We’re already down to 0.43% from 6,770 bets in just 3 years, so there is real potential here. By focusing on Class 4 races only, we already have an ROI of +1.81% from 4,670 bets. When you look at Handicap Races between 2 and 3 miles, the ROI goes to 4.76% from 2,323 bets.

As I mentioned above, the OR in National Hunt races is different to Flat events as you’ll typically see horses with an OR of 95+ competing. After some careful research, I found that horses with an OR of between 100 and 108 provide you with a superb ROI of 11.37% from 761 bets. What’s more, you get an ROI of 7.76% at worst over the last 3 years. You even receive an ROI of 6.07% if you take SP prices.

The Final Word

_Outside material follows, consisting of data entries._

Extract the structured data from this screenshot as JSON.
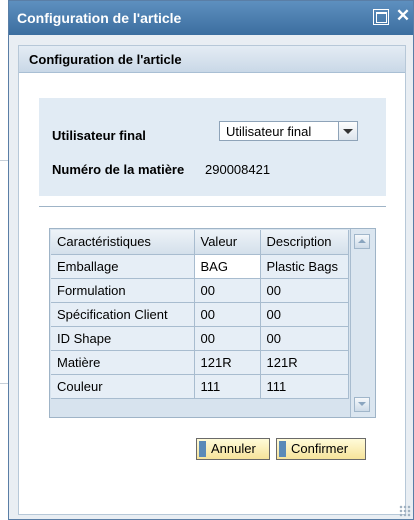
{
  "dialog": {
    "title": "Configuration de l'article",
    "maximize_glyph": "",
    "close_glyph": "✕"
  },
  "panel": {
    "title": "Configuration de l'article"
  },
  "form": {
    "user_label": "Utilisateur final",
    "user_value": "Utilisateur final",
    "material_label": "Numéro de la matière",
    "material_value": "290008421"
  },
  "table": {
    "headers": [
      "Caractéristiques",
      "Valeur",
      "Description"
    ],
    "rows": [
      [
        "Emballage",
        "BAG",
        "Plastic Bags"
      ],
      [
        "Formulation",
        "00",
        "00"
      ],
      [
        "Spécification Client",
        "00",
        "00"
      ],
      [
        "ID Shape",
        "00",
        "00"
      ],
      [
        "Matière",
        "121R",
        "121R"
      ],
      [
        "Couleur",
        "111",
        "111"
      ]
    ]
  },
  "buttons": {
    "cancel": "Annuler",
    "confirm": "Confirmer"
  }
}
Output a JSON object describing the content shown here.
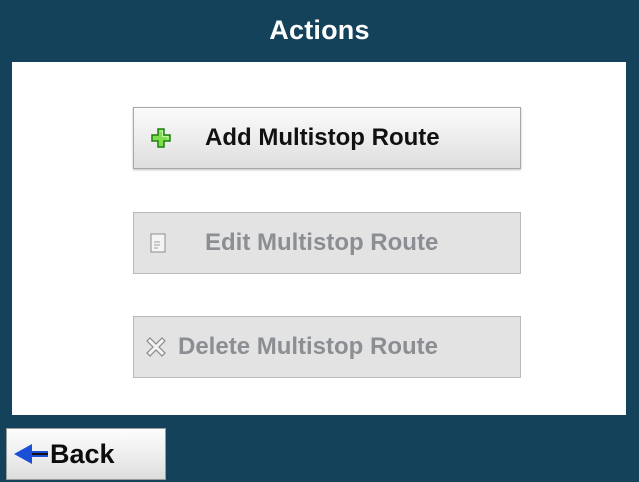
{
  "header": {
    "title": "Actions"
  },
  "actions": {
    "add": {
      "label": "Add Multistop Route",
      "icon": "plus-icon",
      "enabled": true
    },
    "edit": {
      "label": "Edit Multistop Route",
      "icon": "document-icon",
      "enabled": false
    },
    "delete": {
      "label": "Delete Multistop Route",
      "icon": "delete-x-icon",
      "enabled": false
    }
  },
  "footer": {
    "back_label": "Back",
    "back_icon": "left-arrow-icon"
  },
  "colors": {
    "frame": "#14425a",
    "panel": "#ffffff",
    "enabled_text": "#111111",
    "disabled_text": "#8b8f93",
    "plus_icon": "#3ec61e",
    "back_arrow": "#1a4fd6"
  }
}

I have shown that you can make a reasonable profit from focusing on the Class of the race. While it does take a lot of narrowing down, the results are well worth it. Separate yourself from the standard punter and get paid by the bookies for a change. Here is a reminder of what you need to focus on.

To get a potential ROI of over 16%, follow these criteria:

  • Flat races
  • 5-7 furlongs
  • 1-10 runners
  • Class 5 events
  • Handicap races
  • Favourites, Joint-Favourites, and Co-Favourites
  • SP odds of between 3.00 and 5.00

To get a potential ROI of over 11%, follow these criteria:

  • National Hunt races
  • 2-3 miles
  • Class 4
  • Handicap races
  • Favourites, Joint-favourites, and Co-favourites
  • OR of between 100 and 108